Recorded data

_ _ _

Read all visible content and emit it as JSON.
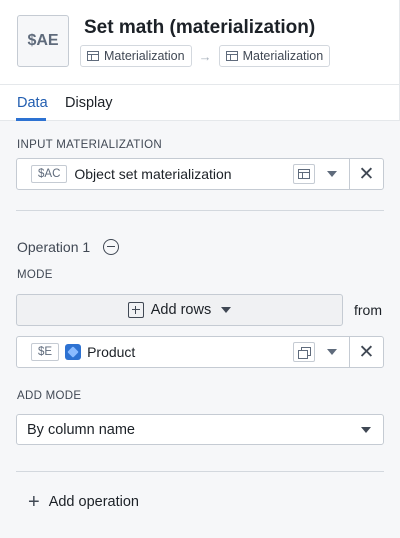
{
  "node": {
    "badge": "$AE",
    "title": "Set math (materialization)",
    "breadcrumb": {
      "from": "Materialization",
      "to": "Materialization"
    }
  },
  "tabs": [
    {
      "label": "Data",
      "active": true
    },
    {
      "label": "Display",
      "active": false
    }
  ],
  "input_materialization": {
    "label": "INPUT MATERIALIZATION",
    "tag": "$AC",
    "value": "Object set materialization"
  },
  "operation": {
    "title": "Operation 1",
    "mode_label": "MODE",
    "mode_value": "Add rows",
    "from_label": "from",
    "source_tag": "$E",
    "source_value": "Product",
    "add_mode_label": "ADD MODE",
    "add_mode_value": "By column name"
  },
  "add_operation_label": "Add operation",
  "icons": {
    "table": "table-icon",
    "arrow": "arrow-right-icon",
    "caret": "caret-down-icon",
    "close": "close-icon",
    "remove": "minus-circle-icon",
    "add_rows": "plus-square-icon",
    "object": "cube-icon",
    "object_set": "object-set-icon",
    "add": "plus-icon"
  },
  "colors": {
    "accent": "#2d72d2",
    "active_tab": "#215db0"
  }
}
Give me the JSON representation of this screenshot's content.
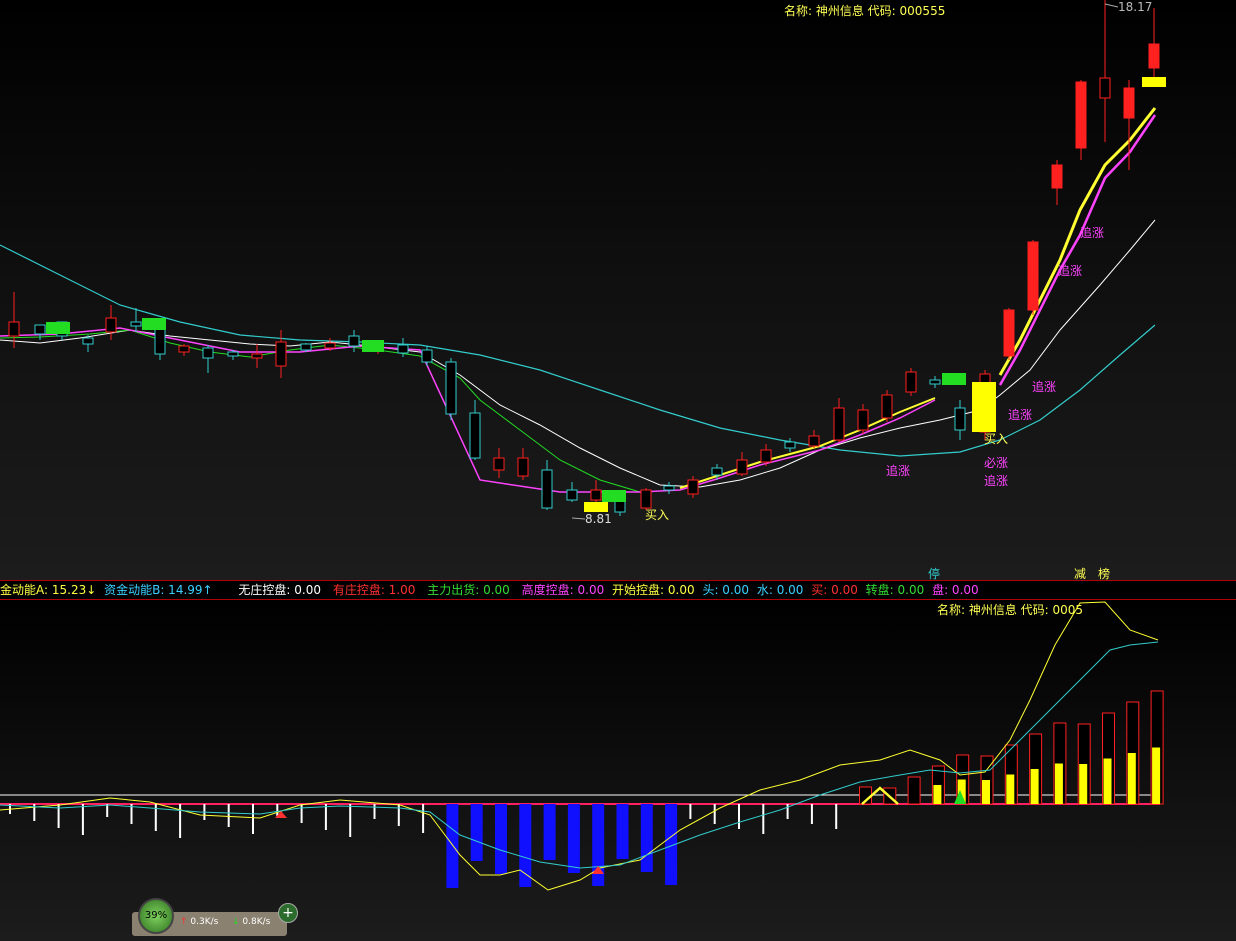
{
  "main_title": "名称: 神州信息  代码: 000555",
  "sub_title": "名称: 神州信息  代码: 0005",
  "price_high_label": "18.17",
  "price_low_label": "8.81",
  "signals": {
    "buy1": "买入",
    "buy2": "买入",
    "must_rise": "必涨",
    "chase": "追涨",
    "stop": "停",
    "reduce": "减",
    "rank": "榜"
  },
  "status_items": [
    {
      "text": "金动能A: 15.23↓",
      "color": "#ffff44"
    },
    {
      "text": "资金动能B: 14.99↑",
      "color": "#3ad0ff"
    },
    {
      "text": "无庄控盘: 0.00",
      "color": "#ffffff"
    },
    {
      "text": "有庄控盘: 1.00",
      "color": "#ff3030"
    },
    {
      "text": "主力出货: 0.00",
      "color": "#33dd33"
    },
    {
      "text": "高度控盘: 0.00",
      "color": "#ff44ff"
    },
    {
      "text": "开始控盘: 0.00",
      "color": "#ffff44"
    },
    {
      "text": "头: 0.00",
      "color": "#3ad0ff"
    },
    {
      "text": "水: 0.00",
      "color": "#3ad0ff"
    },
    {
      "text": "买: 0.00",
      "color": "#ff3030"
    },
    {
      "text": "转盘: 0.00",
      "color": "#33dd33"
    },
    {
      "text": "盘: 0.00",
      "color": "#ff44ff"
    }
  ],
  "widget": {
    "percent": "39%",
    "upload": "0.3K/s",
    "download": "0.8K/s"
  },
  "colors": {
    "rise": "#ff2020",
    "fall": "#33cccc",
    "ma_short": "#ffffff",
    "ma_long": "#33cccc",
    "signal_yellow": "#ffff00",
    "signal_magenta": "#ff33ff",
    "bar_blue": "#1010ff"
  }
}
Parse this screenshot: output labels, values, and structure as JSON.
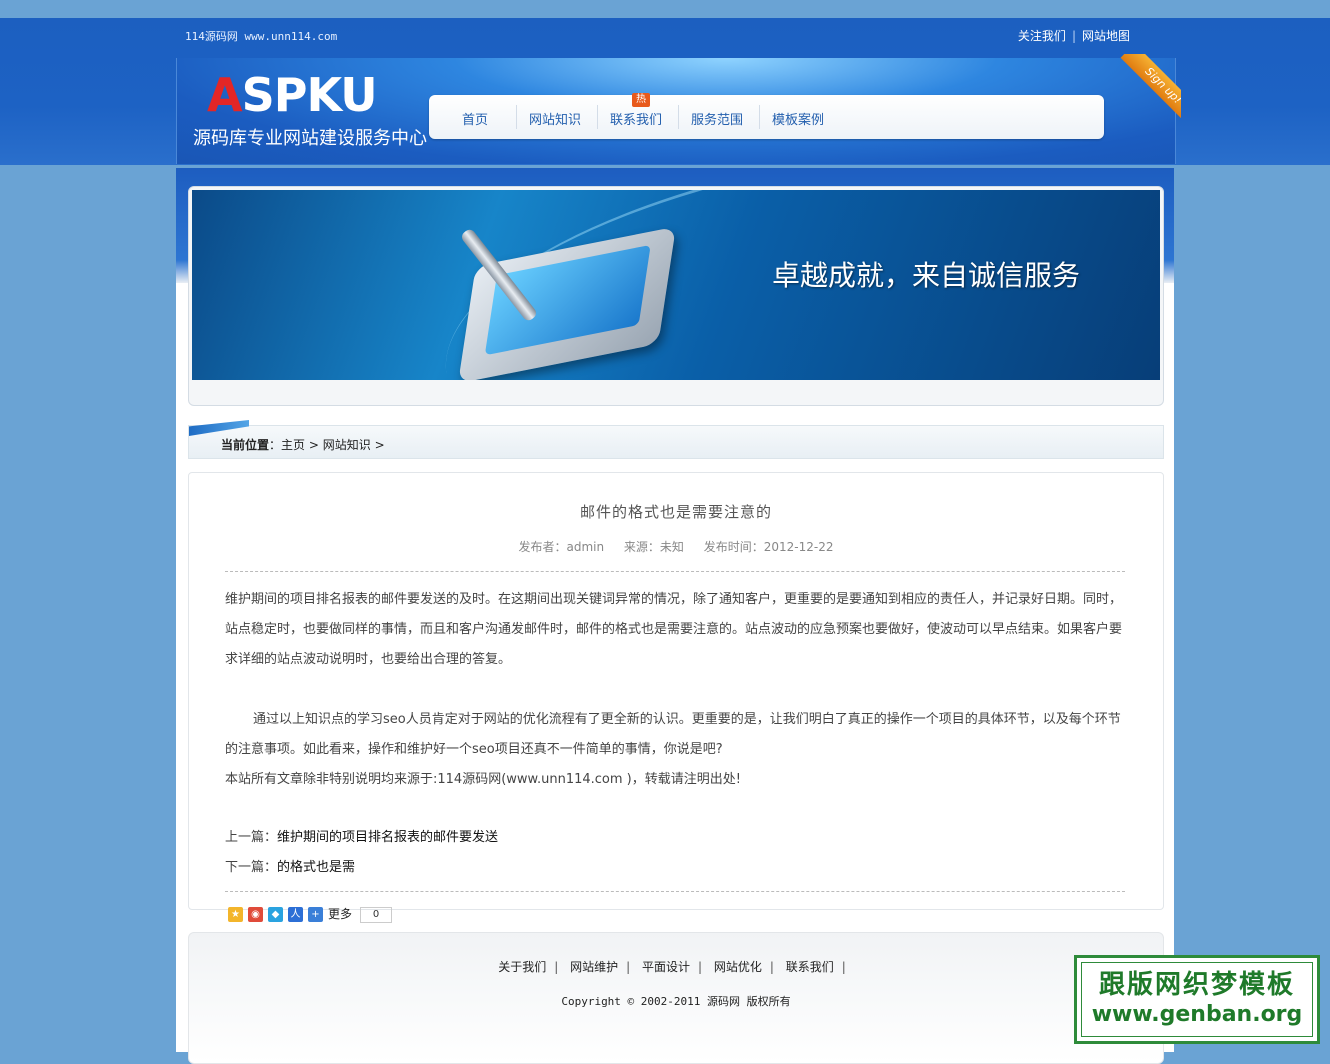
{
  "topbar": {
    "site_text": "114源码网 www.unn114.com",
    "follow_link": "关注我们",
    "sitemap_link": "网站地图"
  },
  "header": {
    "logo_a": "A",
    "logo_rest": "SPKU",
    "tagline": "源码库专业网站建设服务中心",
    "ribbon": "Sign up!",
    "nav": [
      "首页",
      "网站知识",
      "联系我们",
      "服务范围",
      "模板案例"
    ],
    "hot_badge": "热"
  },
  "banner": {
    "slogan": "卓越成就，来自诚信服务"
  },
  "breadcrumb": {
    "label": "当前位置",
    "home": "主页",
    "section": "网站知识"
  },
  "article": {
    "title": "邮件的格式也是需要注意的",
    "publisher": "发布者：admin",
    "source": "来源：未知",
    "date": "发布时间：2012-12-22",
    "para1": "维护期间的项目排名报表的邮件要发送的及时。在这期间出现关键词异常的情况，除了通知客户，更重要的是要通知到相应的责任人，并记录好日期。同时，站点稳定时，也要做同样的事情，而且和客户沟通发邮件时，邮件的格式也是需要注意的。站点波动的应急预案也要做好，使波动可以早点结束。如果客户要求详细的站点波动说明时，也要给出合理的答复。",
    "para2": "通过以上知识点的学习seo人员肯定对于网站的优化流程有了更全新的认识。更重要的是，让我们明白了真正的操作一个项目的具体环节，以及每个环节的注意事项。如此看来，操作和维护好一个seo项目还真不一件简单的事情，你说是吧?",
    "para3": "本站所有文章除非特别说明均来源于:114源码网(www.unn114.com )，转载请注明出处!",
    "prev_label": "上一篇：",
    "prev_title": "维护期间的项目排名报表的邮件要发送",
    "next_label": "下一篇：",
    "next_title": "的格式也是需"
  },
  "share": {
    "more": "更多",
    "count": "0"
  },
  "footer": {
    "links": [
      "关于我们",
      "网站维护",
      "平面设计",
      "网站优化",
      "联系我们"
    ],
    "copyright": "Copyright © 2002-2011 源码网 版权所有"
  },
  "watermark": {
    "line1": "跟版网织梦模板",
    "line2": "www.genban.org"
  }
}
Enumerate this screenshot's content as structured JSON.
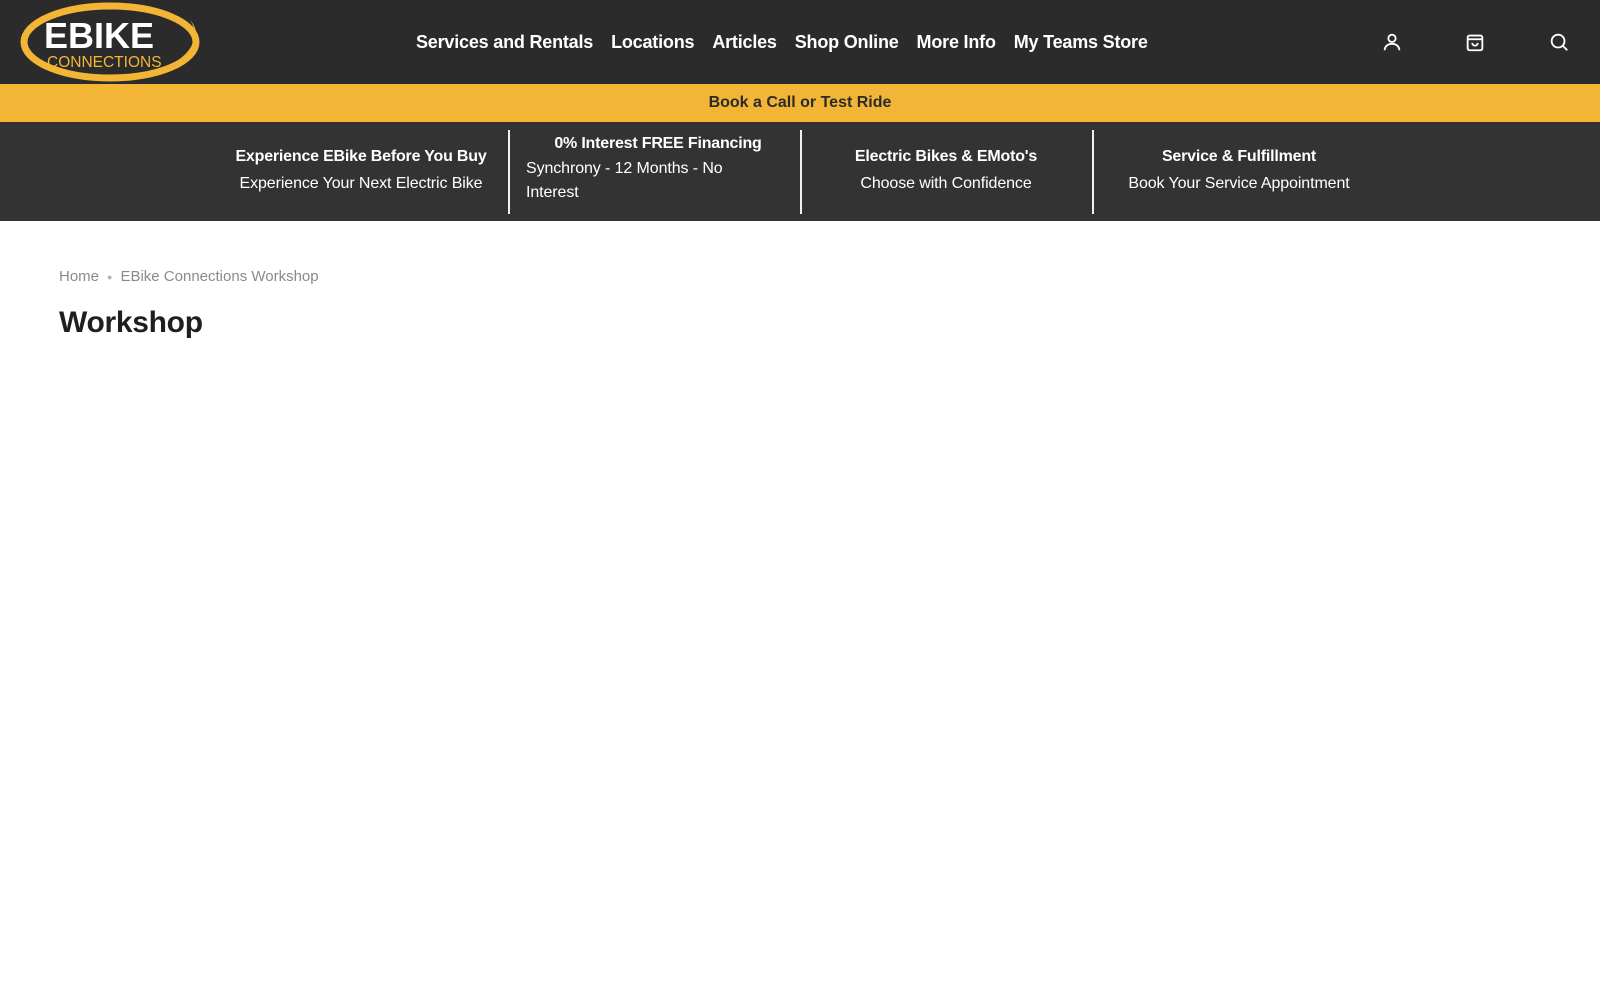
{
  "logo": {
    "word1": "EBIKE",
    "word2": "CONNECTIONS"
  },
  "nav": {
    "items": [
      "Services and Rentals",
      "Locations",
      "Articles",
      "Shop Online",
      "More Info",
      "My Teams Store"
    ]
  },
  "icons": {
    "account": "user-icon",
    "cart": "shopping-bag-icon",
    "search": "search-icon"
  },
  "announcement": {
    "label": "Book a Call or Test Ride"
  },
  "promos": [
    {
      "title": "Experience EBike Before You Buy",
      "subtitle": "Experience Your Next Electric Bike"
    },
    {
      "title": "0% Interest FREE Financing",
      "subtitle": "Synchrony - 12 Months - No Interest"
    },
    {
      "title": "Electric Bikes & EMoto's",
      "subtitle": "Choose with Confidence"
    },
    {
      "title": "Service & Fulfillment",
      "subtitle": "Book Your Service Appointment"
    }
  ],
  "breadcrumb": {
    "home": "Home",
    "current": "EBike Connections Workshop"
  },
  "page": {
    "title": "Workshop"
  },
  "colors": {
    "header_bg": "#2b2b2b",
    "accent": "#f2b535",
    "promo_bg": "#333333"
  }
}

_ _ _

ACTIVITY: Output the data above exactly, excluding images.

OUTPUT:
Read all visible content and emit it as JSON.
{
  "node": {
    "badge": "$AE",
    "title": "Set math (materialization)",
    "breadcrumb": {
      "from": "Materialization",
      "to": "Materialization"
    }
  },
  "tabs": [
    {
      "label": "Data",
      "active": true
    },
    {
      "label": "Display",
      "active": false
    }
  ],
  "input_materialization": {
    "label": "INPUT MATERIALIZATION",
    "tag": "$AC",
    "value": "Object set materialization"
  },
  "operation": {
    "title": "Operation 1",
    "mode_label": "MODE",
    "mode_value": "Add rows",
    "from_label": "from",
    "source_tag": "$E",
    "source_value": "Product",
    "add_mode_label": "ADD MODE",
    "add_mode_value": "By column name"
  },
  "add_operation_label": "Add operation",
  "icons": {
    "table": "table-icon",
    "arrow": "arrow-right-icon",
    "caret": "caret-down-icon",
    "close": "close-icon",
    "remove": "minus-circle-icon",
    "add_rows": "plus-square-icon",
    "object": "cube-icon",
    "object_set": "object-set-icon",
    "add": "plus-icon"
  },
  "colors": {
    "accent": "#2d72d2",
    "active_tab": "#215db0"
  }
}
Give me the JSON representation of this screenshot's content.
{
  "main_title": "名称: 神州信息  代码: 000555",
  "sub_title": "名称: 神州信息  代码: 0005",
  "price_high_label": "18.17",
  "price_low_label": "8.81",
  "signals": {
    "buy1": "买入",
    "buy2": "买入",
    "must_rise": "必涨",
    "chase": "追涨",
    "stop": "停",
    "reduce": "减",
    "rank": "榜"
  },
  "status_items": [
    {
      "text": "金动能A: 15.23↓",
      "color": "#ffff44"
    },
    {
      "text": "资金动能B: 14.99↑",
      "color": "#3ad0ff"
    },
    {
      "text": "无庄控盘: 0.00",
      "color": "#ffffff"
    },
    {
      "text": "有庄控盘: 1.00",
      "color": "#ff3030"
    },
    {
      "text": "主力出货: 0.00",
      "color": "#33dd33"
    },
    {
      "text": "高度控盘: 0.00",
      "color": "#ff44ff"
    },
    {
      "text": "开始控盘: 0.00",
      "color": "#ffff44"
    },
    {
      "text": "头: 0.00",
      "color": "#3ad0ff"
    },
    {
      "text": "水: 0.00",
      "color": "#3ad0ff"
    },
    {
      "text": "买: 0.00",
      "color": "#ff3030"
    },
    {
      "text": "转盘: 0.00",
      "color": "#33dd33"
    },
    {
      "text": "盘: 0.00",
      "color": "#ff44ff"
    }
  ],
  "widget": {
    "percent": "39%",
    "upload": "0.3K/s",
    "download": "0.8K/s"
  },
  "colors": {
    "rise": "#ff2020",
    "fall": "#33cccc",
    "ma_short": "#ffffff",
    "ma_long": "#33cccc",
    "signal_yellow": "#ffff00",
    "signal_magenta": "#ff33ff",
    "bar_blue": "#1010ff"
  }
}
Parse this screenshot: output labels, values, and structure as JSON.
{
  "topbar": {
    "site_text": "114源码网 www.unn114.com",
    "follow_link": "关注我们",
    "sitemap_link": "网站地图"
  },
  "header": {
    "logo_a": "A",
    "logo_rest": "SPKU",
    "tagline": "源码库专业网站建设服务中心",
    "ribbon": "Sign up!",
    "nav": [
      "首页",
      "网站知识",
      "联系我们",
      "服务范围",
      "模板案例"
    ],
    "hot_badge": "热"
  },
  "banner": {
    "slogan": "卓越成就，来自诚信服务"
  },
  "breadcrumb": {
    "label": "当前位置",
    "home": "主页",
    "section": "网站知识"
  },
  "article": {
    "title": "邮件的格式也是需要注意的",
    "publisher": "发布者：admin",
    "source": "来源：未知",
    "date": "发布时间：2012-12-22",
    "para1": "维护期间的项目排名报表的邮件要发送的及时。在这期间出现关键词异常的情况，除了通知客户，更重要的是要通知到相应的责任人，并记录好日期。同时，站点稳定时，也要做同样的事情，而且和客户沟通发邮件时，邮件的格式也是需要注意的。站点波动的应急预案也要做好，使波动可以早点结束。如果客户要求详细的站点波动说明时，也要给出合理的答复。",
    "para2": "通过以上知识点的学习seo人员肯定对于网站的优化流程有了更全新的认识。更重要的是，让我们明白了真正的操作一个项目的具体环节，以及每个环节的注意事项。如此看来，操作和维护好一个seo项目还真不一件简单的事情，你说是吧?",
    "para3": "本站所有文章除非特别说明均来源于:114源码网(www.unn114.com )，转载请注明出处!",
    "prev_label": "上一篇：",
    "prev_title": "维护期间的项目排名报表的邮件要发送",
    "next_label": "下一篇：",
    "next_title": "的格式也是需"
  },
  "share": {
    "more": "更多",
    "count": "0"
  },
  "footer": {
    "links": [
      "关于我们",
      "网站维护",
      "平面设计",
      "网站优化",
      "联系我们"
    ],
    "copyright": "Copyright © 2002-2011 源码网 版权所有"
  },
  "watermark": {
    "line1": "跟版网织梦模板",
    "line2": "www.genban.org"
  }
}
Enumerate this screenshot's content as structured JSON.
{
  "logo": {
    "word1": "EBIKE",
    "word2": "CONNECTIONS"
  },
  "nav": {
    "items": [
      "Services and Rentals",
      "Locations",
      "Articles",
      "Shop Online",
      "More Info",
      "My Teams Store"
    ]
  },
  "icons": {
    "account": "user-icon",
    "cart": "shopping-bag-icon",
    "search": "search-icon"
  },
  "announcement": {
    "label": "Book a Call or Test Ride"
  },
  "promos": [
    {
      "title": "Experience EBike Before You Buy",
      "subtitle": "Experience Your Next Electric Bike"
    },
    {
      "title": "0% Interest FREE Financing",
      "subtitle": "Synchrony - 12 Months - No Interest"
    },
    {
      "title": "Electric Bikes & EMoto's",
      "subtitle": "Choose with Confidence"
    },
    {
      "title": "Service & Fulfillment",
      "subtitle": "Book Your Service Appointment"
    }
  ],
  "breadcrumb": {
    "home": "Home",
    "current": "EBike Connections Workshop"
  },
  "page": {
    "title": "Workshop"
  },
  "colors": {
    "header_bg": "#2b2b2b",
    "accent": "#f2b535",
    "promo_bg": "#333333"
  }
}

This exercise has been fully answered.